Why not recommend the export of B-containing germplasm for experimental purposes where BSV species could be contained by geographic isolation or by growing them in a glasshouse?
Importation of quarantine pathogens for experimental purposes is possible under tightly regulated conditions established by plant protection and quarantine services of importing countries. B-containing germplasm should be considered as potentially infected and handled accordingly, unless BSV species as a whole are not considered a quarantine pathogen by relevant authorities. Containment by geographical isolation is not an option unless the surveillance of experimental plots can be guaranteed to avoid the dissemination of the plant material.
Why not recommend the export of B-containing germplasm to countries where economic gains would outweigh losses caused by BSV species?
Several disease-resistant AAB and AAAB interspecific hybrids have been successfully bred by FHIA’s breeding programme in Honduras. They have been widely distributed in Africa, Central and South America and the Caribbean even after activation of eBSVs under stress conditions had been experimentally demonstrated for at least one of these hybrids, FHIA-21. It is now established that all AAB or AAAB interspecific hybrids can become infected following stress-induced activation of eBSVs. Although BSV infections have been reported in areas where in vitro plantlets of AAB or AAAB hybrids have been distributed, no statistically supported data are available on the impact the distribution of these hybrids has had on the spread of BSV. It is therefore currently impossible to evaluate this risk and decide on a scientific basis whether the benefit of using AAB or AAAB hybrids outweighs the risk of spreading BSV. This type risk/benefit analysis needs to be undertaken to inform decisions on the matter.
Why not recommend the export of B-containing germplasm to countries where the risk of spread and establishment of BSV species is low?
Data on the epidemiology of BSV is very scarce and inexistent with regards to the population dynamics of its insect vectors. Therefore, it is currently impossible to decide whether and where “the risk of spread and establishment of BSV species is low” and to design forecasting models to assess this risk. This shortage of information currently prevents the identification of low-risk countries and areas.

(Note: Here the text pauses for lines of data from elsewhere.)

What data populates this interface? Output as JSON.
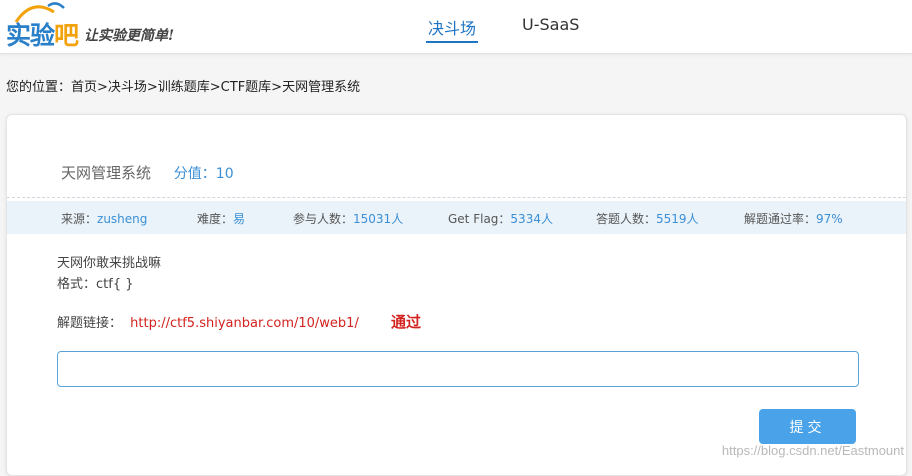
{
  "header": {
    "logo_text_main": "实验",
    "logo_text_accent": "吧",
    "slogan": "让实验更简单!",
    "nav": [
      {
        "label": "决斗场",
        "active": true
      },
      {
        "label": "U-SaaS",
        "active": false
      }
    ]
  },
  "breadcrumb": "您的位置：首页>决斗场>训练题库>CTF题库>天网管理系统",
  "problem": {
    "title": "天网管理系统",
    "score_label": "分值：",
    "score_value": "10"
  },
  "stats": [
    {
      "label": "来源：",
      "value": "zusheng"
    },
    {
      "label": "难度：",
      "value": "易"
    },
    {
      "label": "参与人数：",
      "value": "15031人"
    },
    {
      "label": "Get Flag：",
      "value": "5334人"
    },
    {
      "label": "答题人数：",
      "value": "5519人"
    },
    {
      "label": "解题通过率：",
      "value": "97%"
    }
  ],
  "description": {
    "line1": "天网你敢来挑战嘛",
    "line2": "格式：ctf{ }"
  },
  "solve": {
    "label": "解题链接：",
    "url": "http://ctf5.shiyanbar.com/10/web1/",
    "status": "通过"
  },
  "answer": {
    "value": "",
    "placeholder": ""
  },
  "submit_label": "提交",
  "watermark": "https://blog.csdn.net/Eastmount",
  "colors": {
    "accent": "#1f74c3",
    "link": "#d3231f",
    "button": "#4aa3e8"
  }
}
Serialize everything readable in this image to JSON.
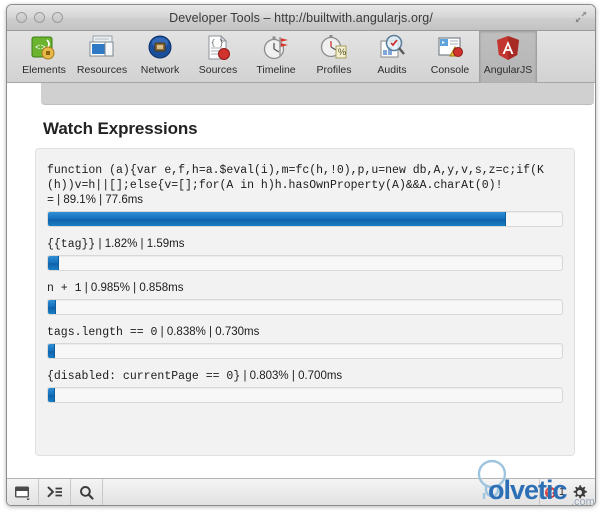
{
  "window": {
    "title": "Developer Tools – http://builtwith.angularjs.org/",
    "traffic_lights": [
      "close",
      "minimize",
      "zoom"
    ],
    "maximize_icon": "maximize-icon"
  },
  "toolbar": {
    "items": [
      {
        "label": "Elements",
        "icon": "elements-icon",
        "selected": false
      },
      {
        "label": "Resources",
        "icon": "resources-icon",
        "selected": false
      },
      {
        "label": "Network",
        "icon": "network-icon",
        "selected": false
      },
      {
        "label": "Sources",
        "icon": "sources-icon",
        "selected": false
      },
      {
        "label": "Timeline",
        "icon": "timeline-icon",
        "selected": false
      },
      {
        "label": "Profiles",
        "icon": "profiles-icon",
        "selected": false
      },
      {
        "label": "Audits",
        "icon": "audits-icon",
        "selected": false
      },
      {
        "label": "Console",
        "icon": "console-icon",
        "selected": false
      },
      {
        "label": "AngularJS",
        "icon": "angularjs-icon",
        "selected": true
      }
    ]
  },
  "main": {
    "section_title": "Watch Expressions",
    "watches": [
      {
        "expression": "function (a){var e,f,h=a.$eval(i),m=fc(h,!0),p,u=new db,A,y,v,s,z=c;if(K(h))v=h||[];else{v=[];for(A in h)h.hasOwnProperty(A)&&A.charAt(0)!=",
        "percent_label": "89.1%",
        "time_label": "77.6ms",
        "percent_value": 89.1,
        "bar_fill_pct": 89.1
      },
      {
        "expression": "{{tag}}",
        "percent_label": "1.82%",
        "time_label": "1.59ms",
        "percent_value": 1.82,
        "bar_fill_pct": 2.2
      },
      {
        "expression": "n + 1",
        "percent_label": "0.985%",
        "time_label": "0.858ms",
        "percent_value": 0.985,
        "bar_fill_pct": 1.6
      },
      {
        "expression": "tags.length == 0",
        "percent_label": "0.838%",
        "time_label": "0.730ms",
        "percent_value": 0.838,
        "bar_fill_pct": 1.4
      },
      {
        "expression": "{disabled: currentPage == 0}",
        "percent_label": "0.803%",
        "time_label": "0.700ms",
        "percent_value": 0.803,
        "bar_fill_pct": 1.3
      }
    ],
    "separator": "|"
  },
  "statusbar": {
    "buttons": [
      {
        "name": "dock-console-button",
        "icon": "dock-window-icon"
      },
      {
        "name": "show-console-button",
        "icon": "console-prompt-icon"
      },
      {
        "name": "search-button",
        "icon": "search-icon"
      }
    ],
    "error_count": "1",
    "error_icon": "error-badge-icon",
    "settings_icon": "gear-icon"
  },
  "watermark": {
    "text": "olvetic",
    "suffix": ".com",
    "mark_color": "#2d6fb5"
  },
  "colors": {
    "bar_fill": "#1772bd",
    "error_red": "#c02020",
    "angular_red": "#b52e31",
    "watermark_blue": "#2d6fb5"
  }
}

There is a growing need to provide developing countries with higher-yielding as well as disease- and stress-resistant Musa genotypes. Unfortunately, the presence of eBSVs in the B genome is a major constraint to the mass multiplication and distribution of germplasm containing the B genome. The CIRAD moratorium on this type of germplasm was decided in order to prevent the spread of BSV. It was initially planned to revisit it when sufficient scientific data on the activation of eBSVs have been gathered and fighting strategies have been developed and implemented. Despite major scientific breakthroughs in the past five years, the genetic and molecular mechanisms underpinning the activation of eBSVs still need to be unraveled. Moreover, little efforts have been made to assess the risks of spreading BSV through the distribution of B-containing germplasm. There are currently not enough data to justify relaxing the ITC guidelines regarding the distribution of BSV-infected germplasm. In order to resolve this critical issue without taking inconsiderate risks, there is an urgent need to assess the risk of spreading BSV species through such a distribution. This will lead to guidelines for the safe movement and distribution of B-containing germplasm, and might possibly also lead to the restoration of the use of M. balbisiana in breeding programmes.